I threw the rest of my clothes in my bag and jumped in the car in my race kit, race belt and all, and went tearing out of the parking lot. Time – 11:47! Booyah! I made it back to Newark, on my flight and eventually all the way to Santa Barbara in time to have burgers and beers with Lauren and her parents. Success.
- My wif gets top billing this week. Though she deserves it basically every week, she was above and beyond her normal support level. Not only did she understand and totally support my decision to race on our anniversary. She also talked me off a confidence cliff the night before when I was freaking out. She was awesome. I love you, wif, it’s been an amazing five years.
- Coach Matt Dixon – The mark of a good coach is knowing when to listen to your athletes feedback, and when to push back against it. Matt knew, before I did, how important it was for me to race again. He encouraged me to get out there, even though I initially didn’t want to. Needless to say, I’m glad I listened to him. Thanks for all the help, Matt. Turns out you’re a lot smarter than you look.
- The crazy ass fans. Twitter, facebook, newsletter subscribers, and all the people that cheered me on out there. Thank you for the support this weekend (I met one self-professed CAFan on the bus, Jenn, who kept me company and kept me loose on the ride out to the lake, thanks!). But more importantly, thanks for the support post Vegas. The response to my Vegas race report was greater than anything I’ve ever received, and it motivated me to get back out there again. Boomshakalaka!

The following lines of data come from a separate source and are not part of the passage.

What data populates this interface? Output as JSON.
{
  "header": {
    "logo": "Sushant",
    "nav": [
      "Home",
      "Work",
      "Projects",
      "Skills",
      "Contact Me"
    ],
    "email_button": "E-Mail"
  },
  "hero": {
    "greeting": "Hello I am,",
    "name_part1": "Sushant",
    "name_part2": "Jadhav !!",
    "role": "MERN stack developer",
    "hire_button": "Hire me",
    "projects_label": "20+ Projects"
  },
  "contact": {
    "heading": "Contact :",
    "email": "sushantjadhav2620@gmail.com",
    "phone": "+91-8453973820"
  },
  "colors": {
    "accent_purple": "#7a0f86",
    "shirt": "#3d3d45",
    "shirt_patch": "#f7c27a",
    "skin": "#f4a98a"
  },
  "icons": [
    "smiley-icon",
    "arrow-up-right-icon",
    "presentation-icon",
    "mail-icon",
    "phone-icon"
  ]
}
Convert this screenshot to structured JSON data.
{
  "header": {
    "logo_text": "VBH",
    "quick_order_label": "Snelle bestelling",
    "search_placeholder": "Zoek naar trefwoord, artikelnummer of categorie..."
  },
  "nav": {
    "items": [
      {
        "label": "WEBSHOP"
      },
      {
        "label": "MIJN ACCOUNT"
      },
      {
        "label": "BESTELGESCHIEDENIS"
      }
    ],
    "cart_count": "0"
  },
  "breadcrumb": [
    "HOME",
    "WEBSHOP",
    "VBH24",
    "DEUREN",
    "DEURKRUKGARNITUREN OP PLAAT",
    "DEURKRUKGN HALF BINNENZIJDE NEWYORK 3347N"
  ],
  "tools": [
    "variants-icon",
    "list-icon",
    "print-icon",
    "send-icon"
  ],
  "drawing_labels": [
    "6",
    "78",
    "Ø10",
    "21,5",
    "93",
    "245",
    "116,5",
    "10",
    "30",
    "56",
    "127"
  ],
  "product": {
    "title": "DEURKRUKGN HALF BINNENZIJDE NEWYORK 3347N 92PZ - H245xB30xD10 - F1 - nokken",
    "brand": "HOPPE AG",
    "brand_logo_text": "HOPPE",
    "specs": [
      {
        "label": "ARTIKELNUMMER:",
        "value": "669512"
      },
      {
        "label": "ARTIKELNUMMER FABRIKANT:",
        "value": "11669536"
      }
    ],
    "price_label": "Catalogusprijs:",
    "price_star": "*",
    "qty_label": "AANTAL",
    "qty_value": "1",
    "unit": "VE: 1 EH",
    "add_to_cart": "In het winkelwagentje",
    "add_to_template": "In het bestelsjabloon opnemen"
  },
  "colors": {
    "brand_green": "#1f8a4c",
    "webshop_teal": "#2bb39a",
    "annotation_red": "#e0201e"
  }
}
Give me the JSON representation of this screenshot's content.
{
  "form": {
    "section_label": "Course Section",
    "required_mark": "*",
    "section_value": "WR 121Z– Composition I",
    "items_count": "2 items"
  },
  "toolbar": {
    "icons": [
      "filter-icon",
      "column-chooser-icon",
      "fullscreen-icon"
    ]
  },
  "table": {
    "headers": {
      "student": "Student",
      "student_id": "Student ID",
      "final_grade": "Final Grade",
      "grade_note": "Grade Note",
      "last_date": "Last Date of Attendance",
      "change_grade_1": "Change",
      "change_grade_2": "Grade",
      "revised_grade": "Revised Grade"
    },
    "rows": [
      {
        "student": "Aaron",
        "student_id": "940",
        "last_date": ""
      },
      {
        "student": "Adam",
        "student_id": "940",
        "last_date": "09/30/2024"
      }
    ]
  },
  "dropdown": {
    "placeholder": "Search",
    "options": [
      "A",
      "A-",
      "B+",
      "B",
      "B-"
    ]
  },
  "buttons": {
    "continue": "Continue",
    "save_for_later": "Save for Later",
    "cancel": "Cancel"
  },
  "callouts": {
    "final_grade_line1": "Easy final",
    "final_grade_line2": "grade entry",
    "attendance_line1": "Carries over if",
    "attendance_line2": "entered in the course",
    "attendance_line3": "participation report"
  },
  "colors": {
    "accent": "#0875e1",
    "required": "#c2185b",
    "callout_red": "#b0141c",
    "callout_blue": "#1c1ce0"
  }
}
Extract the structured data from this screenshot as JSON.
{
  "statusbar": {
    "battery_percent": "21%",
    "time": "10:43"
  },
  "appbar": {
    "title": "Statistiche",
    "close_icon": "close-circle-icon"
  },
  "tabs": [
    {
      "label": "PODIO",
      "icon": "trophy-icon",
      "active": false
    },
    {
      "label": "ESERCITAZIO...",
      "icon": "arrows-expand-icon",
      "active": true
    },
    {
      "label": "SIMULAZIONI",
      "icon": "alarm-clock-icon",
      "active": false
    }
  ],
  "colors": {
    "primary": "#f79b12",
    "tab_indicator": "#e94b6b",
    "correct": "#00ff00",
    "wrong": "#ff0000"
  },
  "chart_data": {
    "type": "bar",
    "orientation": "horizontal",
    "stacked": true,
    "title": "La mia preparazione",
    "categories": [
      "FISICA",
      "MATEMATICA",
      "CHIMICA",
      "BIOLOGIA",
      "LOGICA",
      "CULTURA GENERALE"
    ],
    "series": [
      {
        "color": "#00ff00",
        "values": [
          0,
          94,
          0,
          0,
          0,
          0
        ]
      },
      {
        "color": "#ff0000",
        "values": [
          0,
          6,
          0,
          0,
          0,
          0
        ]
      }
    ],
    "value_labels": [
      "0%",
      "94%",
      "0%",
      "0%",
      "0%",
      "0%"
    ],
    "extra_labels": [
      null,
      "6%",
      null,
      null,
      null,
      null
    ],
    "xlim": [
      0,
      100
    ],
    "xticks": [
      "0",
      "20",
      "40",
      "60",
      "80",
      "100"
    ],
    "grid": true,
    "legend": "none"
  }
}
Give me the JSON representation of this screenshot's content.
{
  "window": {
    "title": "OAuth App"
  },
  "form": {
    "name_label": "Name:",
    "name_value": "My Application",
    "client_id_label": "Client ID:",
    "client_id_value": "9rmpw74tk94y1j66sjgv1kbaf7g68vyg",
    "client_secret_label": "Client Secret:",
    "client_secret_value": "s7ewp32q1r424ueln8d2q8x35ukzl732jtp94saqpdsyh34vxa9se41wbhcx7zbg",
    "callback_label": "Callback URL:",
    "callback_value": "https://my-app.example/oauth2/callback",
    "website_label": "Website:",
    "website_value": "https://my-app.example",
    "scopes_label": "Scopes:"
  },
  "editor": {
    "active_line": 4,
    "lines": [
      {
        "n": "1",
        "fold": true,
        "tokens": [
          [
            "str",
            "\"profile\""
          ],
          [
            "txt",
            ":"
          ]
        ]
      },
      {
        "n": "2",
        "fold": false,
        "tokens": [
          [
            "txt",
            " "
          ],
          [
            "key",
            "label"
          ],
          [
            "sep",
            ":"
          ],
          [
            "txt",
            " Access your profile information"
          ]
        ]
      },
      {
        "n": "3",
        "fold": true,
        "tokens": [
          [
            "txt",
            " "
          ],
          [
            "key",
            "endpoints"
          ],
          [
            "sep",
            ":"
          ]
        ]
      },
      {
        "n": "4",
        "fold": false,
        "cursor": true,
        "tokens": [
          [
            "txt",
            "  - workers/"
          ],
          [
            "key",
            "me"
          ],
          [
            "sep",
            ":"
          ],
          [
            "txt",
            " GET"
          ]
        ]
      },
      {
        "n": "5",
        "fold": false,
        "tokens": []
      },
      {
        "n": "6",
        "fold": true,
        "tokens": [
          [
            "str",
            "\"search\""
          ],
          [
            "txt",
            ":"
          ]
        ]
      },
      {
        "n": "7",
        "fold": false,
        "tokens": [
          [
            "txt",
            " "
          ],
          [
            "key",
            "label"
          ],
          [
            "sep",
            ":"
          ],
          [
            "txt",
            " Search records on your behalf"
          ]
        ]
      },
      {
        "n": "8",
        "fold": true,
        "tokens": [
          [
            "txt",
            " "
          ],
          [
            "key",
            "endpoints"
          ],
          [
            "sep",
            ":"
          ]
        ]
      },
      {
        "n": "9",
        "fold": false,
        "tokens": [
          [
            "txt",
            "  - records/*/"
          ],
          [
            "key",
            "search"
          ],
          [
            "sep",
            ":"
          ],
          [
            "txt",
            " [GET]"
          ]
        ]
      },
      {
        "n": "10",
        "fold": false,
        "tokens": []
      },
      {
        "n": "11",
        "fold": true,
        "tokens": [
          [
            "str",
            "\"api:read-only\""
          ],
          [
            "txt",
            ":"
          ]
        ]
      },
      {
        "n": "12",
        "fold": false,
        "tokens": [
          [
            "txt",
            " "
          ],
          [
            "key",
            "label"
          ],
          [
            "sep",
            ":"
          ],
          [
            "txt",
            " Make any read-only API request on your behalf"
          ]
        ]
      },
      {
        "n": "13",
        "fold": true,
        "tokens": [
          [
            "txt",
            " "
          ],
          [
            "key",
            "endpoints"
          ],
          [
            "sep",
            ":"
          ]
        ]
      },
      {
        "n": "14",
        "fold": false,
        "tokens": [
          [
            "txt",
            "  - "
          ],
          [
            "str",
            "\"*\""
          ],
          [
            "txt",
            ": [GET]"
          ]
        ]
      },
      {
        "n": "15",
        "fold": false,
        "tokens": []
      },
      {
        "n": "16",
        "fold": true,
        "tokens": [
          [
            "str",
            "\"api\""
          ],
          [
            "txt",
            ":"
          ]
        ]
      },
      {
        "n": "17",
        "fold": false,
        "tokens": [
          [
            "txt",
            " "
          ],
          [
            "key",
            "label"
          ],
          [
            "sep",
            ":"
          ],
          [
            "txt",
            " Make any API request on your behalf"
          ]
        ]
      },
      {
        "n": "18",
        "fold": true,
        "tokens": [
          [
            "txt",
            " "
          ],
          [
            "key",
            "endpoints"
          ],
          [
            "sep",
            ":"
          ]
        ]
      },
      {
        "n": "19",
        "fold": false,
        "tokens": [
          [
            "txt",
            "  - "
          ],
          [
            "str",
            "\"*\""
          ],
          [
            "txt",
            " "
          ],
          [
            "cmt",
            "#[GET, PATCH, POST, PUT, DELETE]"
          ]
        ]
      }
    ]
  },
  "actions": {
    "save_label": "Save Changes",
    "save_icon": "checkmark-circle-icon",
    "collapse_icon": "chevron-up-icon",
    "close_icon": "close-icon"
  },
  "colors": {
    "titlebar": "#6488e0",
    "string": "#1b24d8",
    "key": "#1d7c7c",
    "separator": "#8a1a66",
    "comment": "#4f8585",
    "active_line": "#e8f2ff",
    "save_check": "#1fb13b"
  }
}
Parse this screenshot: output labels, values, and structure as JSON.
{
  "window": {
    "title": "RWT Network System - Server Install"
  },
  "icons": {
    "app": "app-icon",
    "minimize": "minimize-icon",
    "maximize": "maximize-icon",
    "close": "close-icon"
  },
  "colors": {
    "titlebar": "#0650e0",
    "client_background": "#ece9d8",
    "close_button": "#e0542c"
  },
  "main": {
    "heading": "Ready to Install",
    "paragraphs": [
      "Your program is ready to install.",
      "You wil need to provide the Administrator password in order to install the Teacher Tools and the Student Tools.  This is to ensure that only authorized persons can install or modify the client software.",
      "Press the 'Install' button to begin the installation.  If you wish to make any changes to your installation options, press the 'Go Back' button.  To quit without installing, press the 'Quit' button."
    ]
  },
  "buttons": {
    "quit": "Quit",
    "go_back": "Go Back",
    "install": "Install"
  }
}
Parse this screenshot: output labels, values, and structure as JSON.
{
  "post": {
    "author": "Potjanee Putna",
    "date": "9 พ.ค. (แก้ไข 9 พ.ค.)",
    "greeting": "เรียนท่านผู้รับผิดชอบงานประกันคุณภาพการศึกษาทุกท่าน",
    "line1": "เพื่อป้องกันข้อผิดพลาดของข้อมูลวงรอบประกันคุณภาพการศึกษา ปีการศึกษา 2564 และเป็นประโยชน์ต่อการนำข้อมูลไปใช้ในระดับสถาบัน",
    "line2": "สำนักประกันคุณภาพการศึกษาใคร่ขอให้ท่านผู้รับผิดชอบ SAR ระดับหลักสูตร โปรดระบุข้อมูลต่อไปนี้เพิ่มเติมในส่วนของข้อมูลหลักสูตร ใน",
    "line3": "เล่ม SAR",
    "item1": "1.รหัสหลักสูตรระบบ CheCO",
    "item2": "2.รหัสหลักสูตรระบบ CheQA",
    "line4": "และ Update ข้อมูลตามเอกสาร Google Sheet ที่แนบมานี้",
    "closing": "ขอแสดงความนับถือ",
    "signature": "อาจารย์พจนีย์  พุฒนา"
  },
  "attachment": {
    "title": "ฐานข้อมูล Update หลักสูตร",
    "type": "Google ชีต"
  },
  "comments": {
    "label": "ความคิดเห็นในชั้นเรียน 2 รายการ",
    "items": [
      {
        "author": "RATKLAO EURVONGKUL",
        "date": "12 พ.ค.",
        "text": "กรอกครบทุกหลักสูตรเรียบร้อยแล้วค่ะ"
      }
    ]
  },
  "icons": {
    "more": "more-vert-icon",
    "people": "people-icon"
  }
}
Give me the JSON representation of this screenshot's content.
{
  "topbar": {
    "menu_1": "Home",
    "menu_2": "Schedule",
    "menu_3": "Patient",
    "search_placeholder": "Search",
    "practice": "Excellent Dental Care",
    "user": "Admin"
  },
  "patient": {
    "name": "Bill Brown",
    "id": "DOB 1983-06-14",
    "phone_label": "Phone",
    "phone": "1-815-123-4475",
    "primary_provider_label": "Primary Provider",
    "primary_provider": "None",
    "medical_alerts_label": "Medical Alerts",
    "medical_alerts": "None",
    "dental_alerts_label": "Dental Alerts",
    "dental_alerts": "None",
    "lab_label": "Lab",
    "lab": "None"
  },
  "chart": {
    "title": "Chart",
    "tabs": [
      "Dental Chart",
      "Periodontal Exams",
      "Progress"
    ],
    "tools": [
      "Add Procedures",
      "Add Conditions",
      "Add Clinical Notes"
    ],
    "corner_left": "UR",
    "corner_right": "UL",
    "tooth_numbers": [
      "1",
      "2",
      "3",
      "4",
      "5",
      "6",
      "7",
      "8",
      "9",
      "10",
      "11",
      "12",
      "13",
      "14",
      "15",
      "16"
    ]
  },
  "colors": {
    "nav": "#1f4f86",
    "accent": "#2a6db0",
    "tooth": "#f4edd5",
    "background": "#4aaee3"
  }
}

- The Poconos race organizers, staff, and volunteers – Like I said, this was a logistically difficult course and the race organizers here did a great job of keeping everything as smooth as possible. Thank you specifically Gretchen and Kirsten for helping me get my bike and gear afterwards as well, and being cool with me leaving so quickly! Thanks also to the volunteers and people at the aid stations who not only gave me a ton of stuff, but cheered me on and kept me going.
- Mallory and Joe (Spider Monkey) at Specialized – My fastest bike ever! Haha, seriously, it was. The new Shiv was rad out there, and with the recent build & tune up, felt smooth as ever. Thanks guys!
- Geoff, Kody & all the guys at Pearl Izumi. Stoked to bring the fastest run split, back to PI where it belongs. Booyah! Thanks a bunch guys for all the support, looking forward to next year.
- Rob & Kurt at Roka Sports – You guys are on to something with that wetsuit. It’s fast! Thanks for all the help, psyched to get it out there to some people.
- Gerry Rodrigues of Tower 26 – Again, the swim training is paying off. I felt more relaxed in a better position than ever here. Thanks for all the help and support Gerry!
- The guys at Rolf Prima. Another fastest bike split on the TDF 60’s. Thanks for everything dudes!
- Robert at First Endurance – Nutrition was spot on this race. My energy was even the entire time. I stuck to my 70.3 Nutrition Plan and it paid off well. Thanks a bunch for an awesome product Robert.
- Steve at CycleOps – Definitely used the power meter a lot this race to keep myself in check and consistent. I’m going to get a wrap-up and power file for you guys to see what went down, so stay tuned. Thanks so much for the help!